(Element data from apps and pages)
━━━━━━━━━━━━━━━━

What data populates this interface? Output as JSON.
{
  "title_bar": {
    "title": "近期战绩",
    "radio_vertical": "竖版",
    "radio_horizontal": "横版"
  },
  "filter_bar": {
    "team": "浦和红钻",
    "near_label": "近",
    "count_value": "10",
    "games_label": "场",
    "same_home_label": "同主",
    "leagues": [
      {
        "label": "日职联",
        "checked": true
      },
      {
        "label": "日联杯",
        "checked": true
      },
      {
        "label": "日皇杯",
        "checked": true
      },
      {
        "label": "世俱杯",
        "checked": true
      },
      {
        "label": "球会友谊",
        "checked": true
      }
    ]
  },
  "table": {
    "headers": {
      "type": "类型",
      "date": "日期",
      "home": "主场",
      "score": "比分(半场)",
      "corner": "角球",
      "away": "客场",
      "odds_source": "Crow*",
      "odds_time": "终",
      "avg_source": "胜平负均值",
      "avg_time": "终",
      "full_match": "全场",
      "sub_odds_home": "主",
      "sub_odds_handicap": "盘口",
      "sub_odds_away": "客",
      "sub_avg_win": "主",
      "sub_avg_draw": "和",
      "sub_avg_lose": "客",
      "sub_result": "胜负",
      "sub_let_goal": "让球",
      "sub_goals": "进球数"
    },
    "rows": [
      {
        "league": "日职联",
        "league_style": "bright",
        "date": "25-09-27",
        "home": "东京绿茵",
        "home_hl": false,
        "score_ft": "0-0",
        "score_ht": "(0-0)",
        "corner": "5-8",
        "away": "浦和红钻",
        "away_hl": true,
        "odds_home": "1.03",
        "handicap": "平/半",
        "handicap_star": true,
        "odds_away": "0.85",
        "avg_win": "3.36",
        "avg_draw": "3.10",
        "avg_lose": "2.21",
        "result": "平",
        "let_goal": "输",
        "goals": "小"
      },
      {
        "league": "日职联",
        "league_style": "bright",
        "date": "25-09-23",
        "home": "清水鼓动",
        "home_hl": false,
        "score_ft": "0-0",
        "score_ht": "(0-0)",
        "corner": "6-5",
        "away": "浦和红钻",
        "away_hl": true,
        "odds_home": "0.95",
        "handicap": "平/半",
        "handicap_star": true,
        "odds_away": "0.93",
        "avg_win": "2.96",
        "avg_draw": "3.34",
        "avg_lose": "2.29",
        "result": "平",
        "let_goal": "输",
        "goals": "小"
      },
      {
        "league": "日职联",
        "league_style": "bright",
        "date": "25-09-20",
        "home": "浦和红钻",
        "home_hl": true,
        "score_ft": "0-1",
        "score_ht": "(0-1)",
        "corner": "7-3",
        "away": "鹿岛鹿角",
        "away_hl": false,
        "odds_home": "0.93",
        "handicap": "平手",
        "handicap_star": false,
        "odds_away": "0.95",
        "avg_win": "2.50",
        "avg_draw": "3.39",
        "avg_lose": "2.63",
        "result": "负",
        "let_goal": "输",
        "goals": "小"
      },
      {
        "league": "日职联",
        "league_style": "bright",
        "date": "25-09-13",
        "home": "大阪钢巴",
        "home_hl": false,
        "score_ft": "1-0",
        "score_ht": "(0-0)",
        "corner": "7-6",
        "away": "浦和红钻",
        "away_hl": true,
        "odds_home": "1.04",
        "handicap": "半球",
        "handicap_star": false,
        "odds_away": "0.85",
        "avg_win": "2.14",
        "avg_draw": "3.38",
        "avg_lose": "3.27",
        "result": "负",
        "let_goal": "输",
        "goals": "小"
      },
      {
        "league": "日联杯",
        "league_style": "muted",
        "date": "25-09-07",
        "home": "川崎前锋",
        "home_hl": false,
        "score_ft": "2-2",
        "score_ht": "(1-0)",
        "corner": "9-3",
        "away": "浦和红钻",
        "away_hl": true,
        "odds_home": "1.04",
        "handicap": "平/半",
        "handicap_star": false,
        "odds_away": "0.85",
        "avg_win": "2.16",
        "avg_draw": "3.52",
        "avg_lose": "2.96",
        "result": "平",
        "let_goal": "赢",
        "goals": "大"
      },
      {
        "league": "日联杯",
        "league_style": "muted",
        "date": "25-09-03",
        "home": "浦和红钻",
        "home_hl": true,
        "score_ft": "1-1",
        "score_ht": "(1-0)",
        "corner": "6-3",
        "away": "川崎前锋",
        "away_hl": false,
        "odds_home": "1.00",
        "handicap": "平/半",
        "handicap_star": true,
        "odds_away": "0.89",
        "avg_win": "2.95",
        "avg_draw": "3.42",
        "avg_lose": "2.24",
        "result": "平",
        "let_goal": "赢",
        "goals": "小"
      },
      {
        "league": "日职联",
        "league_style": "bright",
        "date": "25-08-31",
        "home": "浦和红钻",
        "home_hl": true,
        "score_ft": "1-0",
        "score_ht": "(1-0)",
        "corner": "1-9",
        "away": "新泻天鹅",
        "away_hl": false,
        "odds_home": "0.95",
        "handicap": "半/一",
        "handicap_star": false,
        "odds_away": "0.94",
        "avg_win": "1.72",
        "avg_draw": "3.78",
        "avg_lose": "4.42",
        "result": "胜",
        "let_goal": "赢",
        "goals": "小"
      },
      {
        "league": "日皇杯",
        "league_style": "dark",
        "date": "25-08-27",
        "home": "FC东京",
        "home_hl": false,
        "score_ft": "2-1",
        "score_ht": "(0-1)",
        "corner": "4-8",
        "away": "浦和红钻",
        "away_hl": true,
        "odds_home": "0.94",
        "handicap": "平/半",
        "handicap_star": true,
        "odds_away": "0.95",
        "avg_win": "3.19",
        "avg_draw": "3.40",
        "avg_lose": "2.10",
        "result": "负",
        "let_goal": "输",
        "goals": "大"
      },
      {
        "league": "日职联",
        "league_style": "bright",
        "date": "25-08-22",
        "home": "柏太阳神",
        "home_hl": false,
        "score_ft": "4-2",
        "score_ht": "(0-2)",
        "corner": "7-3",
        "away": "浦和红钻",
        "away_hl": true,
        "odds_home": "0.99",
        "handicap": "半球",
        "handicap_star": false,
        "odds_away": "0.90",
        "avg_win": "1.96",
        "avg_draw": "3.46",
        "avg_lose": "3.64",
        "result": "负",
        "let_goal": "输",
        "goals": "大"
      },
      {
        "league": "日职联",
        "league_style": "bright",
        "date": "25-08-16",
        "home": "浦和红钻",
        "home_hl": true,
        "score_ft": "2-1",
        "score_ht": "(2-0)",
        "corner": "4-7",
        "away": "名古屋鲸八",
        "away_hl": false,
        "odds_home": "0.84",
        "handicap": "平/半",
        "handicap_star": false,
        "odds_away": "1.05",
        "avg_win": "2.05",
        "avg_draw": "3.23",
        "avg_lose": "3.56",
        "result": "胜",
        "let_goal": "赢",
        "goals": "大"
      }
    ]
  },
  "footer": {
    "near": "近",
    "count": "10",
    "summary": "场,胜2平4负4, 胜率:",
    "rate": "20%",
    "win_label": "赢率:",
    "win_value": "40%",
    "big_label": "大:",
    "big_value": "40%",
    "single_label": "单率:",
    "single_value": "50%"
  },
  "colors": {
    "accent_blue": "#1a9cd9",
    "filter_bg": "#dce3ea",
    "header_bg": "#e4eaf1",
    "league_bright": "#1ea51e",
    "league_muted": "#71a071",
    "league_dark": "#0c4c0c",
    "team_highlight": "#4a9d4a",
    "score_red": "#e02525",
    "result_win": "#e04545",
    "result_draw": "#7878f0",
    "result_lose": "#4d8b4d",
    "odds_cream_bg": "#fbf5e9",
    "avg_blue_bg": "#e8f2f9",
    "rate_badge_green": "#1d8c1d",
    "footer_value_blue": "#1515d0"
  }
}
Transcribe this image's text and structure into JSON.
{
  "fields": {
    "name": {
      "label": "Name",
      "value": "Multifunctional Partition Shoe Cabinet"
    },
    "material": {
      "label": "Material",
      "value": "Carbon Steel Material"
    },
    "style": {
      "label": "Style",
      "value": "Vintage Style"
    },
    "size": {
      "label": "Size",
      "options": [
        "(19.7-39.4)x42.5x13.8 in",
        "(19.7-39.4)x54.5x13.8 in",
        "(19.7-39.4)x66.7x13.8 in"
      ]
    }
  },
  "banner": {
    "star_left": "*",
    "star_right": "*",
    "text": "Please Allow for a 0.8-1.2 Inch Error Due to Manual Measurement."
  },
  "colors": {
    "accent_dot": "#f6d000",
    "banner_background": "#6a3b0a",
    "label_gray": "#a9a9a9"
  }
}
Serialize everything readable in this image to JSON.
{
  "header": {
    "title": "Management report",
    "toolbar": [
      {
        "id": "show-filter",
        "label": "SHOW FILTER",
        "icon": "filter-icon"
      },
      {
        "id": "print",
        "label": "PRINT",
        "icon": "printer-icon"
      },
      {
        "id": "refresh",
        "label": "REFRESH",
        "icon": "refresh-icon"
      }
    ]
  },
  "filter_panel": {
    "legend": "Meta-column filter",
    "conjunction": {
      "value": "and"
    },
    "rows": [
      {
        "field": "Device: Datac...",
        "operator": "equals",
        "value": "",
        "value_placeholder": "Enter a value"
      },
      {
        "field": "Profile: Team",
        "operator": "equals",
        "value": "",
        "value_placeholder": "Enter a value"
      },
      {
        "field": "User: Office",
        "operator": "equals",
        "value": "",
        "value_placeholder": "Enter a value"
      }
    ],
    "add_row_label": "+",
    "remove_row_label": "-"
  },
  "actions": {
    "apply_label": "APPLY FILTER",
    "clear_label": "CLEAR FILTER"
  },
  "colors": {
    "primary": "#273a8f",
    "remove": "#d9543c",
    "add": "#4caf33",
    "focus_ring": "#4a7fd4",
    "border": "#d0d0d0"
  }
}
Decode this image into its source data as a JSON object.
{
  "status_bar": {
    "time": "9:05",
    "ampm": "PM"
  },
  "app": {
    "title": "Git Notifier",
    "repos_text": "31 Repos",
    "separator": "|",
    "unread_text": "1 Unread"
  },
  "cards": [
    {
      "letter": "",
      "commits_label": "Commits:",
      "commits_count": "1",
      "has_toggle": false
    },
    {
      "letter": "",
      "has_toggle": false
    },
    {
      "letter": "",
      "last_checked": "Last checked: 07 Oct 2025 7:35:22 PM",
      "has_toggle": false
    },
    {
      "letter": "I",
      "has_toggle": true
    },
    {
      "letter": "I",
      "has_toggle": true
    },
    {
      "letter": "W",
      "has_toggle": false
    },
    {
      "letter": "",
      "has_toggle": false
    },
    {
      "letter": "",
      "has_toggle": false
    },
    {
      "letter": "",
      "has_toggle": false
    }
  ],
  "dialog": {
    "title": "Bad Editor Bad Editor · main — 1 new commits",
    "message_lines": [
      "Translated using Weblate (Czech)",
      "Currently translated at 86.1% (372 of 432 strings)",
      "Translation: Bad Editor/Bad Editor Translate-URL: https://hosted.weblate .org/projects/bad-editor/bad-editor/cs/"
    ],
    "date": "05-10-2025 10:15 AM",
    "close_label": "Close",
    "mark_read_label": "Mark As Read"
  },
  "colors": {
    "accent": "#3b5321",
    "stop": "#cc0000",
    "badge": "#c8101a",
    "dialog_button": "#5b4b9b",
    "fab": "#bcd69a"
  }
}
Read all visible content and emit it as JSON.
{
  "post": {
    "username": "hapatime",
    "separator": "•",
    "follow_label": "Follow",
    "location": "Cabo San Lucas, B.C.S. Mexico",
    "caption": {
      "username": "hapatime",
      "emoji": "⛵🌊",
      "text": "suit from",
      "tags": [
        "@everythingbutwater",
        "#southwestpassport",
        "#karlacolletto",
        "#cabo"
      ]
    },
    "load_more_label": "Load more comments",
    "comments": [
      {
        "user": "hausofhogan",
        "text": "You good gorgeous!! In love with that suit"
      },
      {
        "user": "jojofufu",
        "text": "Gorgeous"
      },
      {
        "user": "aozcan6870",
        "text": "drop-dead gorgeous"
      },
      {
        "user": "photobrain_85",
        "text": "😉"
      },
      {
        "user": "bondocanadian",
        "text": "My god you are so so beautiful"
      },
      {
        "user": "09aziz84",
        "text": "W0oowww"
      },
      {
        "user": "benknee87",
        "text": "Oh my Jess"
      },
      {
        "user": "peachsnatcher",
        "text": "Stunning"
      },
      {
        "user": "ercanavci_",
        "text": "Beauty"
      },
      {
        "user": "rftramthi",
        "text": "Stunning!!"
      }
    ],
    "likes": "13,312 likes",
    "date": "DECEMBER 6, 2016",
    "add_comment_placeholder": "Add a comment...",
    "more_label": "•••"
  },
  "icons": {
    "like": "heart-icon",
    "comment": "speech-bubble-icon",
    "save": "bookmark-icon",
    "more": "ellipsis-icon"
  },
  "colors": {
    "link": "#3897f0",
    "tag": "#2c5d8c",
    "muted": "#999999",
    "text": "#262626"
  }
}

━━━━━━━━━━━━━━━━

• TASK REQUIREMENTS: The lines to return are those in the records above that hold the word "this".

• OUTPUT BELOW:
What data populates this interface? Output as JSON.
Transcribe this image's text and structure into JSON.
Serialize everything readable in this image to JSON.
Decode this image into its source data as a JSON object.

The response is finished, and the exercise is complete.